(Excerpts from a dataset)
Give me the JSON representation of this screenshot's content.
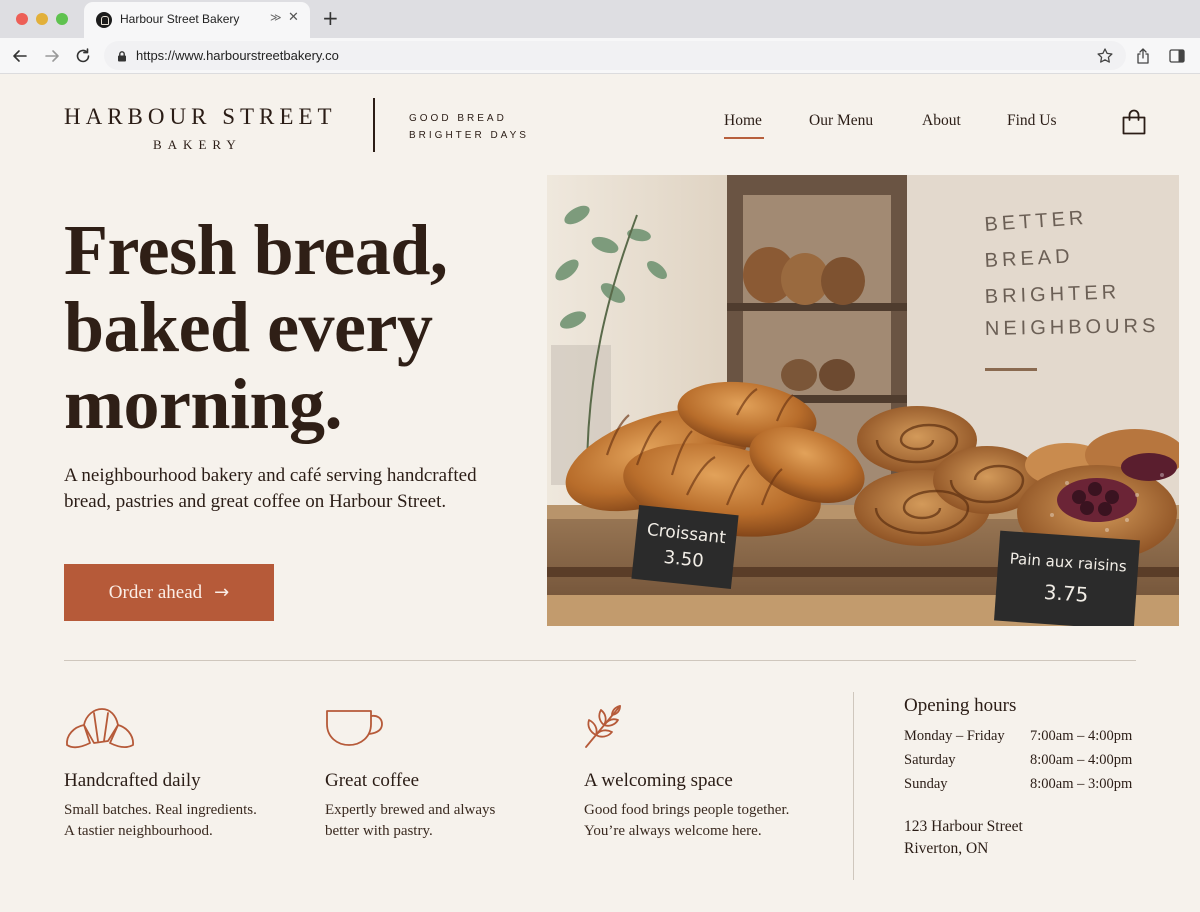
{
  "browser": {
    "tab_title": "Harbour Street Bakery",
    "new_tab_label": "+",
    "close_label": "✕",
    "url": "https://www.harbourstreetbakery.co"
  },
  "site": {
    "logo_main": "HARBOUR STREET",
    "logo_sub": "BAKERY",
    "tagline_1": "GOOD BREAD",
    "tagline_2": "BRIGHTER DAYS",
    "nav": [
      "Home",
      "Our Menu",
      "About",
      "Find Us"
    ],
    "active_nav": "Home"
  },
  "hero": {
    "title_1": "Fresh bread,",
    "title_2": "baked every",
    "title_3": "morning.",
    "subtitle": "A neighbourhood bakery and café serving handcrafted bread, pastries and great coffee on Harbour Street.",
    "cta_label": "Order ahead",
    "image": {
      "wall_sign": [
        "BETTER",
        "BREAD",
        "BRIGHTER",
        "NEIGHBOURS"
      ],
      "label_croissant_name": "Croissant",
      "label_croissant_price": "3.50",
      "label_raisin_name": "Pain aux raisins",
      "label_raisin_price": "3.75"
    }
  },
  "features": [
    {
      "icon": "croissant-icon",
      "title": "Handcrafted daily",
      "line1": "Small batches. Real ingredients.",
      "line2": "A tastier neighbourhood."
    },
    {
      "icon": "coffee-cup-icon",
      "title": "Great coffee",
      "line1": "Expertly brewed and always",
      "line2": "better with pastry."
    },
    {
      "icon": "wheat-icon",
      "title": "A welcoming space",
      "line1": "Good food brings people together.",
      "line2": "You’re always welcome here."
    }
  ],
  "hours": {
    "title": "Opening hours",
    "rows": [
      {
        "day": "Monday – Friday",
        "time": "7:00am – 4:00pm"
      },
      {
        "day": "Saturday",
        "time": "8:00am – 4:00pm"
      },
      {
        "day": "Sunday",
        "time": "8:00am – 3:00pm"
      }
    ],
    "address_1": "123 Harbour Street",
    "address_2": "Riverton, ON"
  },
  "colors": {
    "accent": "#b65a39",
    "background": "#f6f2ec",
    "text": "#2b1d16"
  }
}
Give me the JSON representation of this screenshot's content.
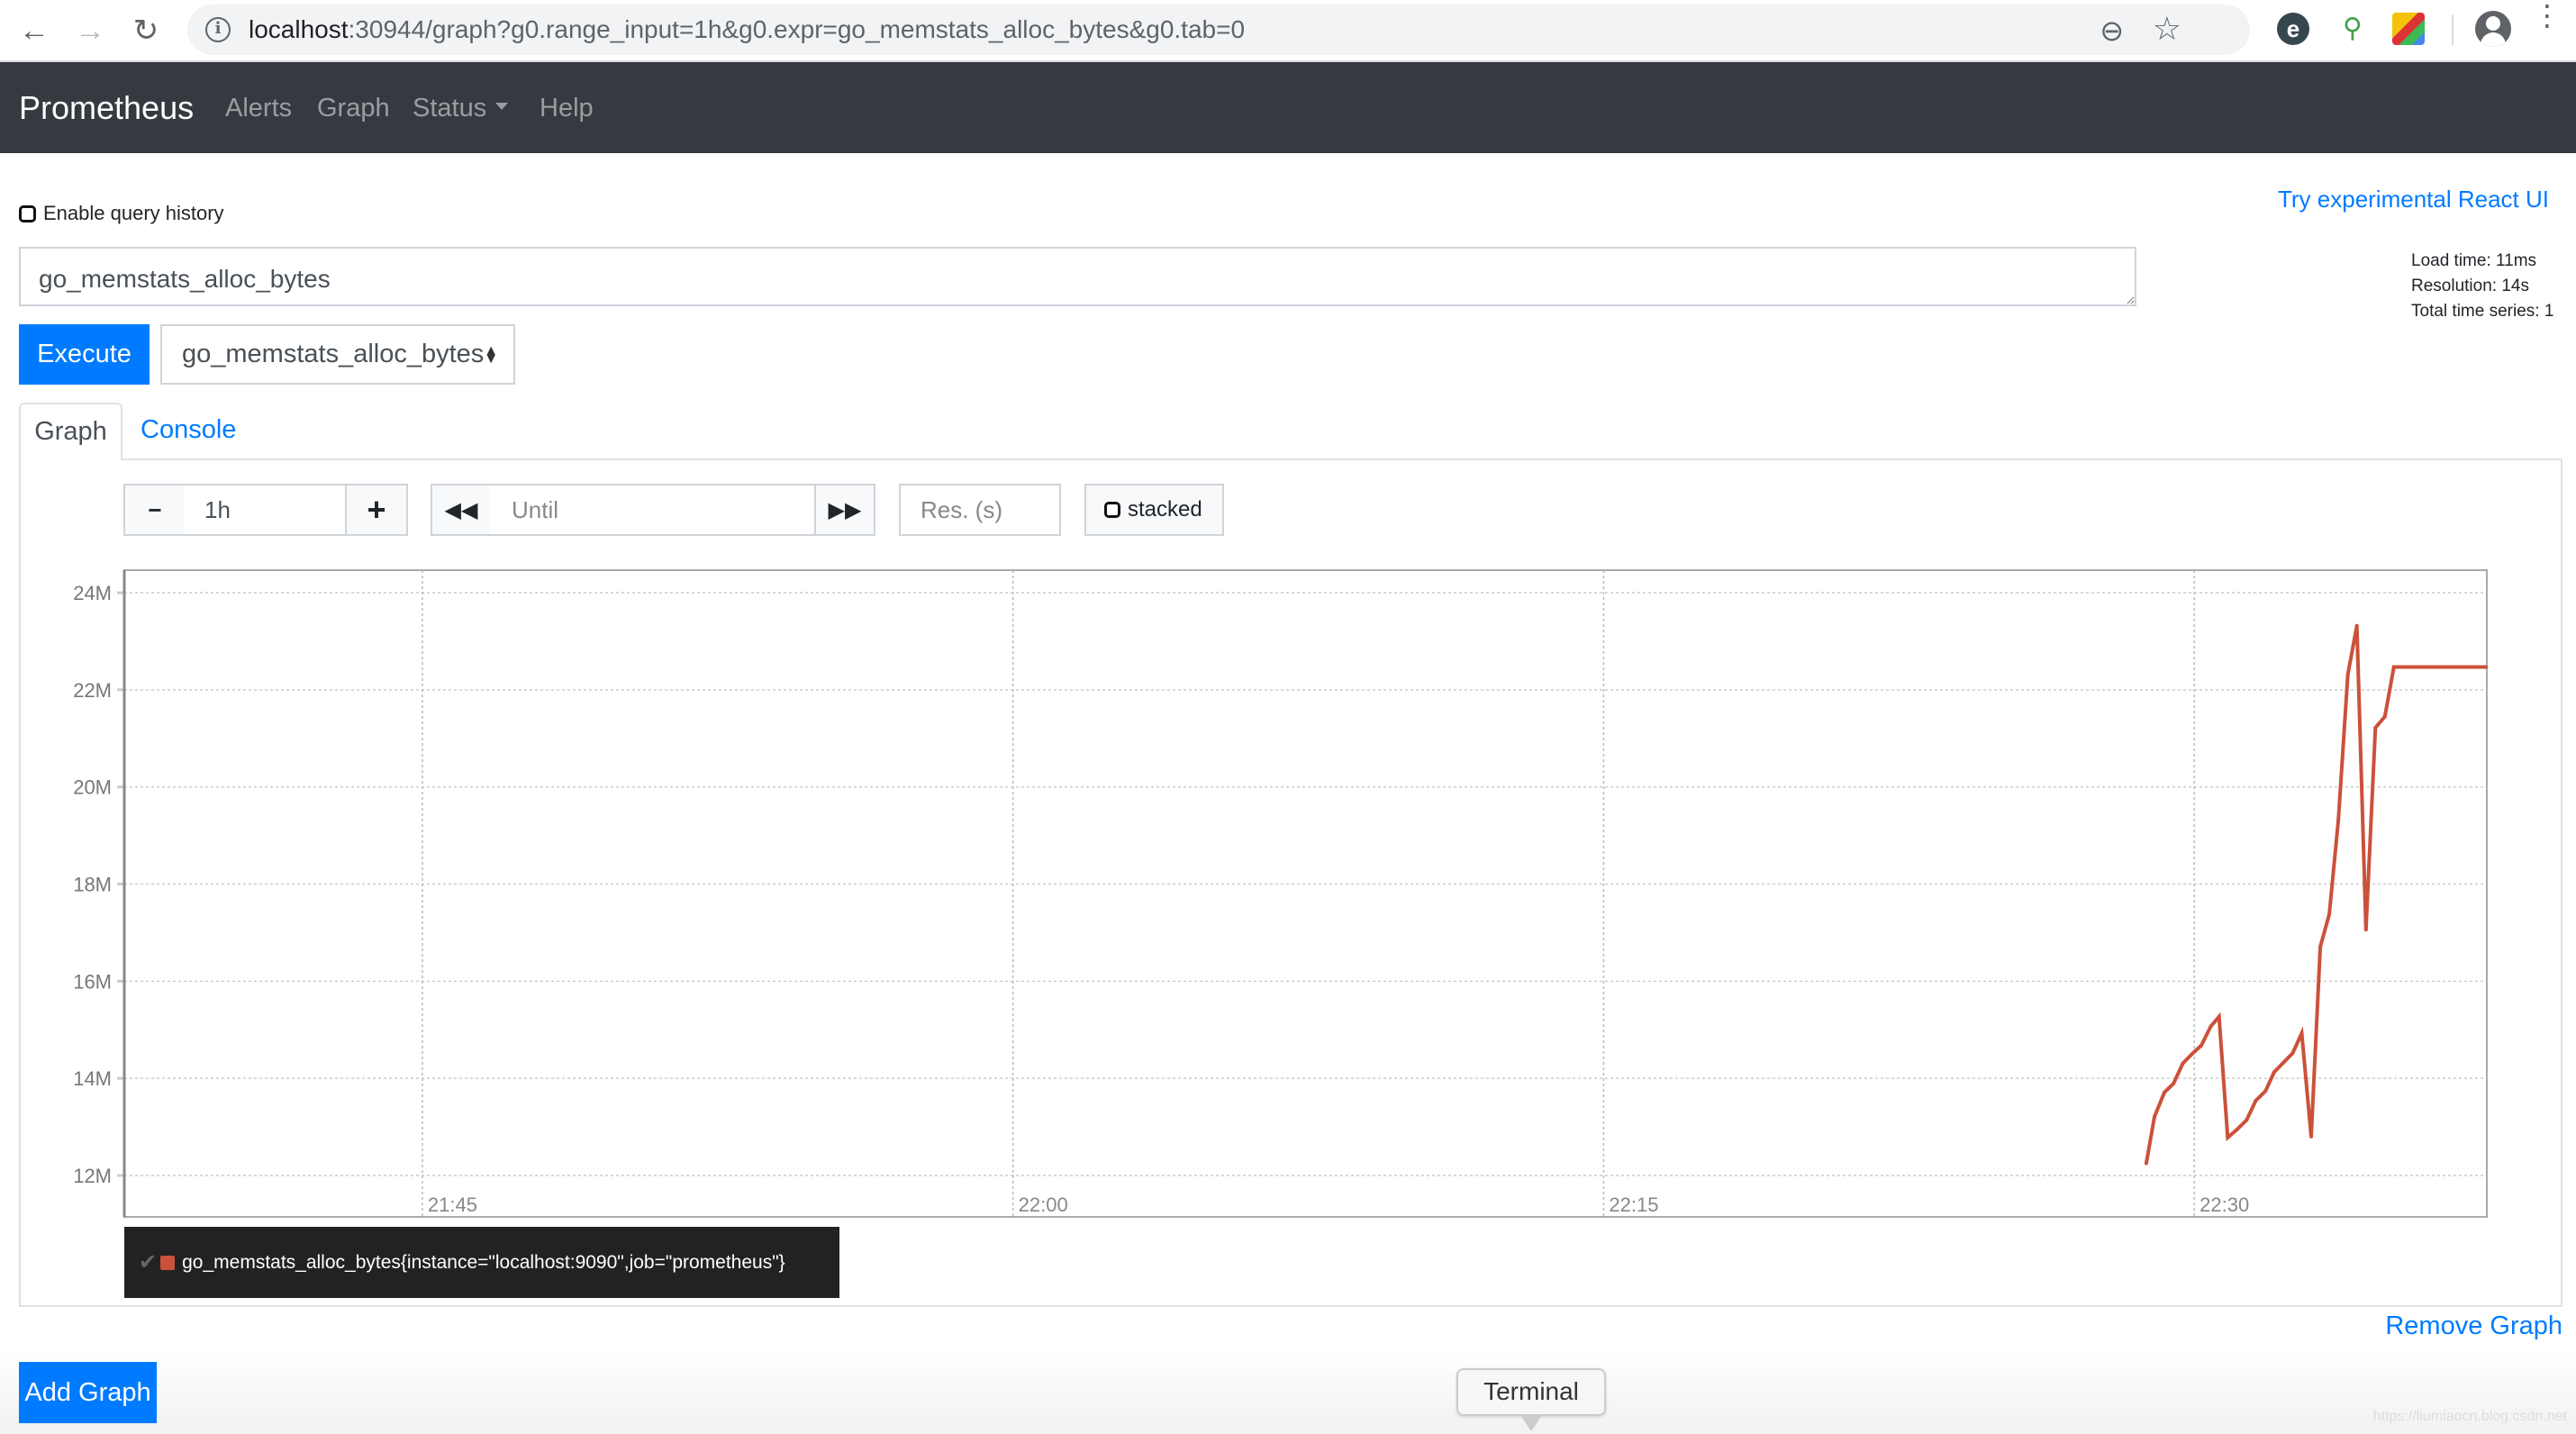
{
  "browser": {
    "url_host": "localhost",
    "url_rest": ":30944/graph?g0.range_input=1h&g0.expr=go_memstats_alloc_bytes&g0.tab=0",
    "icons": [
      "back-icon",
      "forward-icon",
      "reload-icon",
      "info-icon",
      "zoom-out-icon",
      "star-icon",
      "extension-icon",
      "extension-icon",
      "extension-icon",
      "profile-icon",
      "menu-icon"
    ]
  },
  "navbar": {
    "brand": "Prometheus",
    "links": [
      "Alerts",
      "Graph",
      "Status",
      "Help"
    ]
  },
  "query": {
    "history_label": "Enable query history",
    "history_checked": false,
    "react_link": "Try experimental React UI",
    "expression": "go_memstats_alloc_bytes",
    "execute_label": "Execute",
    "metric_select": "go_memstats_alloc_bytes"
  },
  "stats": {
    "load_time": "Load time: 11ms",
    "resolution": "Resolution: 14s",
    "total_series": "Total time series: 1"
  },
  "tabs": [
    {
      "label": "Graph",
      "active": true
    },
    {
      "label": "Console",
      "active": false
    }
  ],
  "controls": {
    "minus": "−",
    "range": "1h",
    "plus": "+",
    "back": "◀◀",
    "until_placeholder": "Until",
    "forward": "▶▶",
    "res_placeholder": "Res. (s)",
    "stacked_label": "stacked",
    "stacked_checked": false
  },
  "chart_data": {
    "type": "line",
    "title": "",
    "xlabel": "",
    "ylabel": "",
    "x_range": [
      "21:37:25",
      "22:37:25"
    ],
    "ylim": [
      11.2,
      24.4
    ],
    "y_unit": "M",
    "y_ticks": [
      12,
      14,
      16,
      18,
      20,
      22,
      24
    ],
    "y_tick_labels": [
      "12M",
      "14M",
      "16M",
      "18M",
      "20M",
      "22M",
      "24M"
    ],
    "x_ticks_min": [
      7.57,
      22.57,
      37.57,
      52.57
    ],
    "x_tick_labels": [
      "21:45",
      "22:00",
      "22:15",
      "22:30"
    ],
    "grid": true,
    "series": [
      {
        "name": "go_memstats_alloc_bytes{instance=\"localhost:9090\",job=\"prometheus\"}",
        "color": "#cb513a",
        "x_min": [
          51.35,
          51.56,
          51.81,
          52.04,
          52.28,
          52.51,
          52.75,
          52.99,
          53.2,
          53.42,
          53.66,
          53.9,
          54.13,
          54.38,
          54.6,
          54.83,
          55.07,
          55.3,
          55.54,
          55.77,
          56.0,
          56.23,
          56.47,
          56.7,
          56.93,
          57.17,
          57.41,
          57.64,
          59.98
        ],
        "values": [
          12.25,
          13.21,
          13.71,
          13.89,
          14.31,
          14.5,
          14.68,
          15.07,
          15.27,
          12.78,
          12.95,
          13.14,
          13.54,
          13.74,
          14.13,
          14.32,
          14.52,
          14.93,
          12.8,
          16.71,
          17.38,
          19.33,
          22.32,
          23.32,
          17.06,
          21.22,
          21.45,
          22.47,
          22.47
        ]
      }
    ],
    "legend": "bottom-left"
  },
  "legend": {
    "label": "go_memstats_alloc_bytes{instance=\"localhost:9090\",job=\"prometheus\"}"
  },
  "footer": {
    "remove_graph": "Remove Graph",
    "add_graph": "Add Graph",
    "terminal": "Terminal",
    "watermark": "https://liumiaocn.blog.csdn.net"
  }
}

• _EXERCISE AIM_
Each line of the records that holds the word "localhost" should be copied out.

• _RESULT BELOW_
    "url_host": "localhost",
        "name": "go_memstats_alloc_bytes{instance=\"localhost:9090\",job=\"prometheus\"}",
    "label": "go_memstats_alloc_bytes{instance=\"localhost:9090\",job=\"prometheus\"}"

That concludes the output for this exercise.